BLACKSBURG, Va., Dec. 4, 2007 – Two of Virginia Tech's most distinguished teacher/scholars--E. Scott Geller, Alumni Distinguished Professor and director of the Center for Applied Behavior Systems in the Department of Psychology in the College of Science, and Michael F. Hochella, Jr., University Distinguished Professor of Geosciences in the College of Science--will deliver the keynote addresses at Virginia Tech's Fall 2007 University and Graduate School Commencement ceremonies to be held Friday, Dec. 14.
Geller will address undergraduate students at the University Ceremony at 11 a.m. and Hochella will speak at the Graduate School Ceremony at 3 p.m., both at Cassell Coliseum.
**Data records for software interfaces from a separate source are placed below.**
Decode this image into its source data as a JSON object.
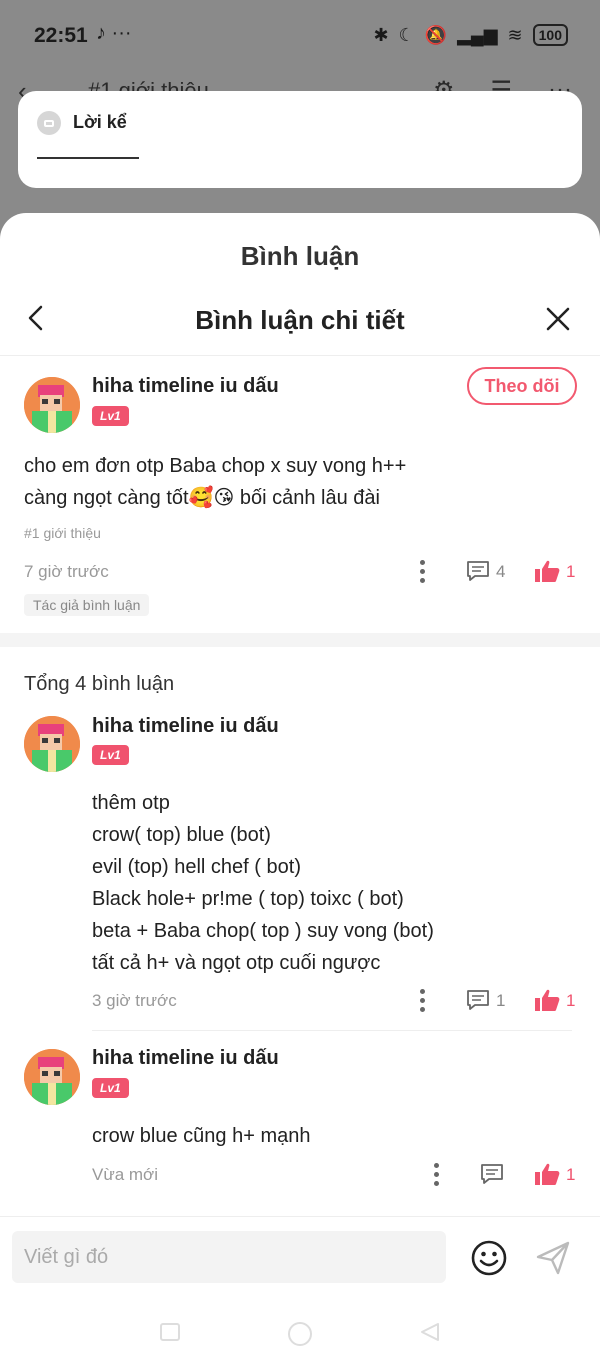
{
  "status_bar": {
    "time": "22:51",
    "left_icons": "♪ ···",
    "battery": "100"
  },
  "behind": {
    "title": "#1 giới thiệu"
  },
  "narration": {
    "label": "Lời kể"
  },
  "sheet": {
    "title": "Bình luận"
  },
  "detail": {
    "title": "Bình luận chi tiết"
  },
  "main_comment": {
    "username": "hiha timeline iu dấu",
    "level": "Lv1",
    "follow_label": "Theo dõi",
    "text": "cho em đơn otp Baba chop x suy vong h++\ncàng ngọt càng tốt🥰😘 bối cảnh lâu đài",
    "chapter": "#1 giới thiệu",
    "time": "7 giờ trước",
    "reply_count": "4",
    "like_count": "1",
    "author_tag": "Tác giả bình luận"
  },
  "total_label": "Tổng 4 bình luận",
  "replies": [
    {
      "username": "hiha timeline iu dấu",
      "level": "Lv1",
      "text": "thêm otp\ncrow( top) blue (bot)\nevil (top) hell chef ( bot)\nBlack hole+ pr!me ( top) toixc ( bot)\nbeta + Baba chop( top ) suy vong (bot)\ntất cả h+ và ngọt otp cuối ngược",
      "time": "3 giờ trước",
      "reply_count": "1",
      "like_count": "1"
    },
    {
      "username": "hiha timeline iu dấu",
      "level": "Lv1",
      "text": "crow blue cũng h+ mạnh",
      "time": "Vừa mới",
      "reply_count": "",
      "like_count": "1"
    }
  ],
  "input": {
    "placeholder": "Viết gì đó"
  },
  "colors": {
    "accent": "#f0536e",
    "muted": "#999999"
  }
}
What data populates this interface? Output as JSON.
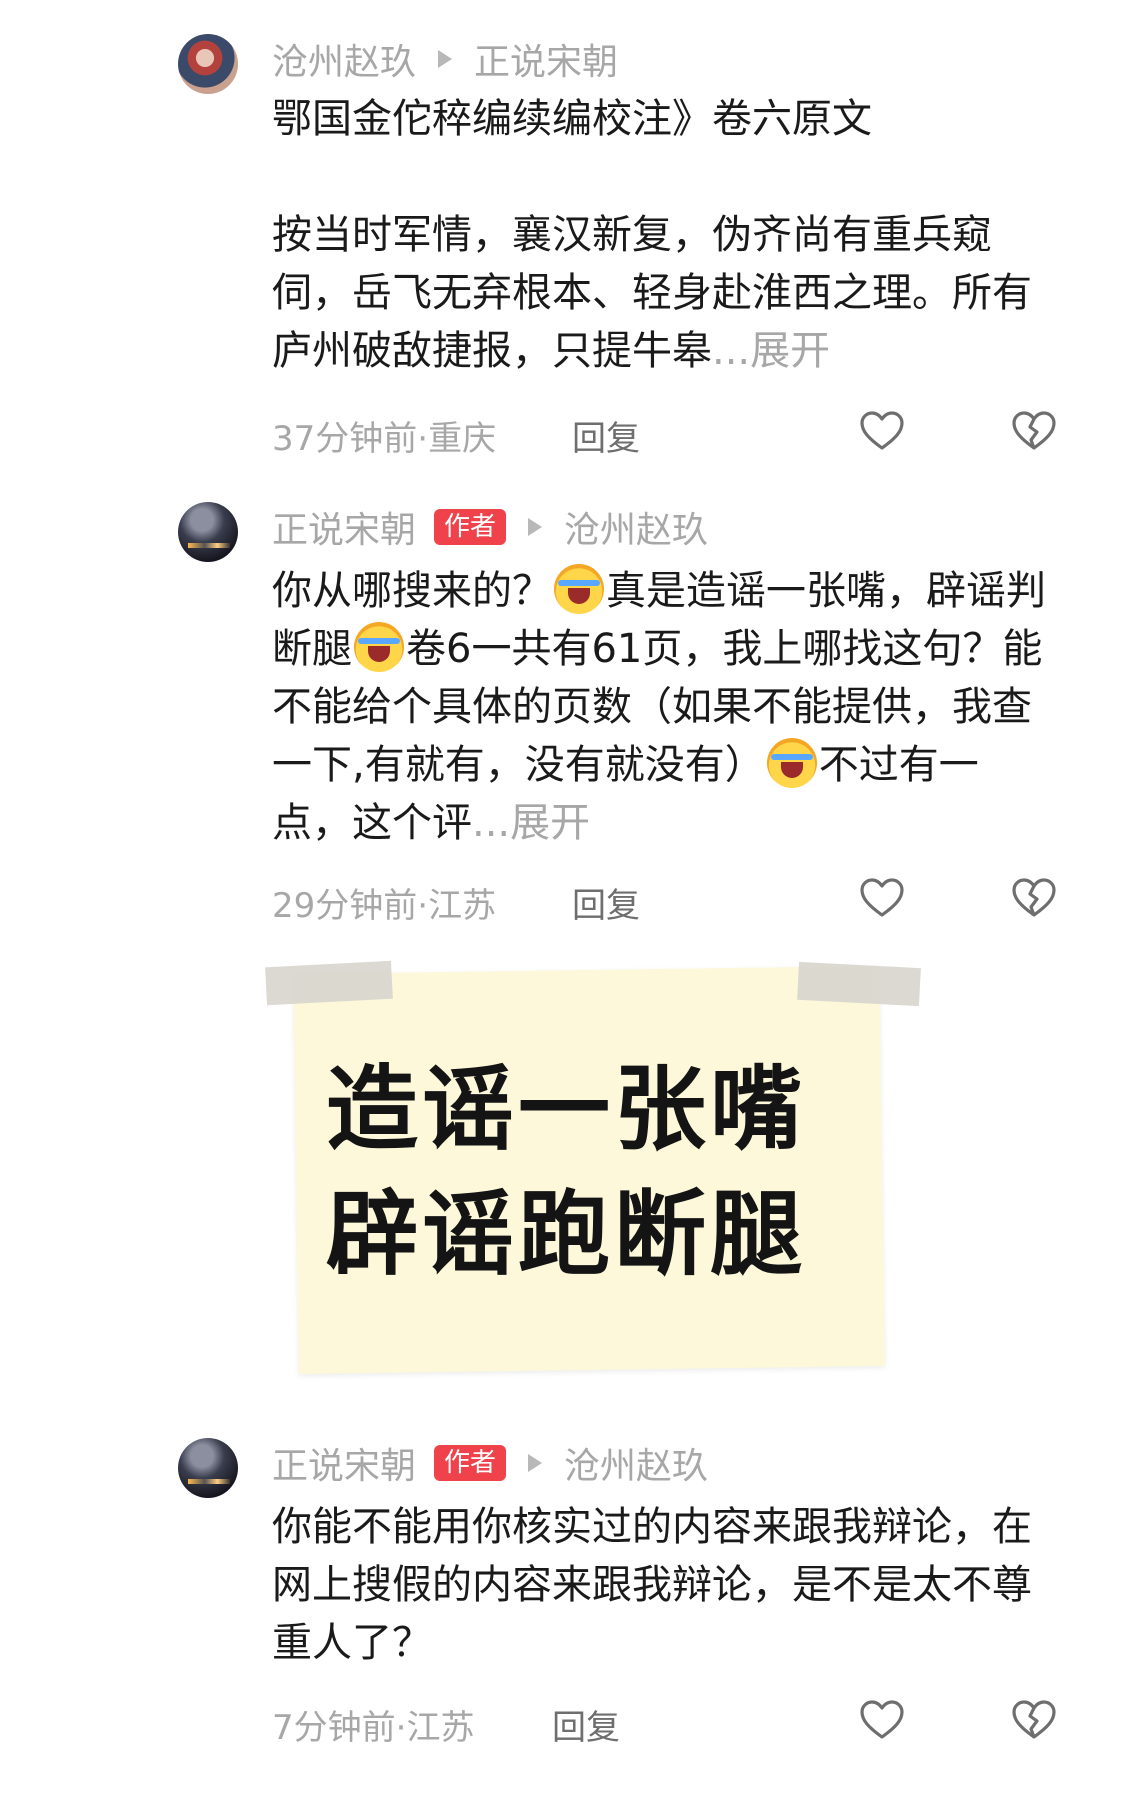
{
  "comments": [
    {
      "author": "沧州赵玖",
      "reply_to": "正说宋朝",
      "is_author": false,
      "text": "鄂国金佗稡编续编校注》卷六原文\n\n按当时军情，襄汉新复，伪齐尚有重兵窥伺，岳飞无弃根本、轻身赴淮西之理。所有庐州破敌捷报，只提牛皋",
      "expand_label": "...展开",
      "time_location": "37分钟前·重庆",
      "reply_label": "回复"
    },
    {
      "author": "正说宋朝",
      "badge": "作者",
      "reply_to": "沧州赵玖",
      "is_author": true,
      "text_parts": [
        "你从哪搜来的？",
        "真是造谣一张嘴，辟谣判断腿",
        "卷6一共有61页，我上哪找这句？能不能给个具体的页数（如果不能提供，我查一下,有就有，没有就没有）",
        "不过有一点，这个评"
      ],
      "expand_label": "...展开",
      "time_location": "29分钟前·江苏",
      "reply_label": "回复"
    },
    {
      "author": "正说宋朝",
      "badge": "作者",
      "reply_to": "沧州赵玖",
      "is_author": true,
      "text": "你能不能用你核实过的内容来跟我辩论，在网上搜假的内容来跟我辩论，是不是太不尊重人了？",
      "time_location": "7分钟前·江苏",
      "reply_label": "回复"
    }
  ],
  "sticky_note": {
    "line1": "造谣一张嘴",
    "line2": "辟谣跑断腿"
  },
  "colors": {
    "meta_gray": "#a7a7a7",
    "badge_red": "#f0424b",
    "note_yellow": "#fcf8d9"
  }
}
E. Scott Geller, Alumni Distinguished Professor and director of the Center for Applied Behavior Systems, has taught and conducted research as a faculty member at Virginia Tech since 1969. In this capacity, he has authored 31 books, 43 book chapters, 38 training manuals, 203 magazine articles, and over 350 research articles addressing the development and evaluation of behavior-change interventions to improve quality of life.
Geller’s caring, dedication, talent, and energy helped him earn a teaching award in 1982 from the American Psychological Association, as well as every university teaching award offered at Virginia Tech. In 2001, Virginia Tech awarded him the University Alumni Award for Excellence in Research. In 2002, the university honored him with the Alumni Outreach Award for his exemplary real-world applications of behavioral science; and in 2003, he was awarded the University Alumni Award for Graduate Student Advising.
In 2005, Geller was awarded the statewide Virginia Outstanding Faculty Award by the State Council of Higher Education. And last May 2007, he was awarded the Lifetime Achievement Award from the International Organizational Behavior Management Network.
His extramural grant funding, totaling more than $6 million, has involved the application of behavioral science for the benefit of corporations, institutions, government agencies, or communities in general.
Geller is a Fellow of the American Psychological Association, the Association for Psychological Science, and the World Academy of Productivity and Quality Sciences. He is past Editor of the Journal of Applied Behavior Analysis (1989-1992), current Associate Editor of Environment and Behavior (since 1982), and current Consulting Editor for Behavior and Social Issues, the Behavior Analyst Digest, the Journal of Organizational Behavior Management, and the Journal of Safety Research.
Geller received his bachelor’s degree from the College of Wooster, a master’s degree and Ph.D. from Southern Illinois University.
Michael F. Hochella, Jr. is a professor of geochemistry and mineralogy and was recently named a University Distinguished Professor, a rank that is bestowed by the Virginia Tech Board of Visitors to honor no more than 1 percent of the faculty for widely renowned scholarly achievements.
This fall, he was named a Fellow in the American Association for the Advancement of Science (AAAS). Hochella was one of 471 individuals worldwide, in all fields of science, given this honor in 2007 among the organization’s membership of more than 10 million.
Hochella is a pioneer in the emerging field of nano-bio-geochemistry, a field of study believed to be a critical part of studies of the global environment. His expertise has been recognized nationally and internationally and he has been an invited lecturer in nearly every state in the U.S., and in Japan, China, Norway, and Italy, among many other countries. He has also presented lectures to the committees on the environment of the United States Senate and the General Accountability Office (GAO) in Washington, D.C.
He has raised over $12 million in research and instrument funding, and has also served on several high level advisory committees at national labs, the National Science Foundation, and the U.S. Department of Energy. In addition to being a prolific author and editor, he has advised more than 20 graduate students and post-docs, many of whom have become preeminent scientists in their own right.
Among his many other awards, he has received the prestigious Dana Medal from the Mineralogical Society of America and the Alexander von Humboldt Research Award to work in Germany on acid-mine drainage, the DOE Geoscience Research of the Year award, and the Geochemical Society’s Distinguished Service Medal. He was also a Senior Fulbright Fellow and was named a fellow of the American Geophysical Union. In 2005 he received the Virginia Tech Alumni Award for Research Excellence and his innovative work led to his being named Virginia's Outstanding Scientist that same year by then-Gov. Mark R. Warner.
Hochella received his bachelor’s and master’s degrees from Virginia Tech, and his Ph.D. from Stanford University. He joined the faculty at Stanford and remained there until 1992, when he joined the faculty at Virginia Tech.
Dedicated to its motto, Ut Prosim (That I May Serve), Virginia Tech takes a hands-on, engaging approach to education, preparing scholars to be leaders in their fields and communities. As the commonwealth’s most comprehensive university and its leading research institution, Virginia Tech offers 215 undergraduate and graduate degree programs to more than 30,000 students and manages a research portfolio of $450 million. The university fulfills its land-grant mission of transforming knowledge to practice through technological leadership and by fueling economic growth and job creation locally, regionally, and across Virginia.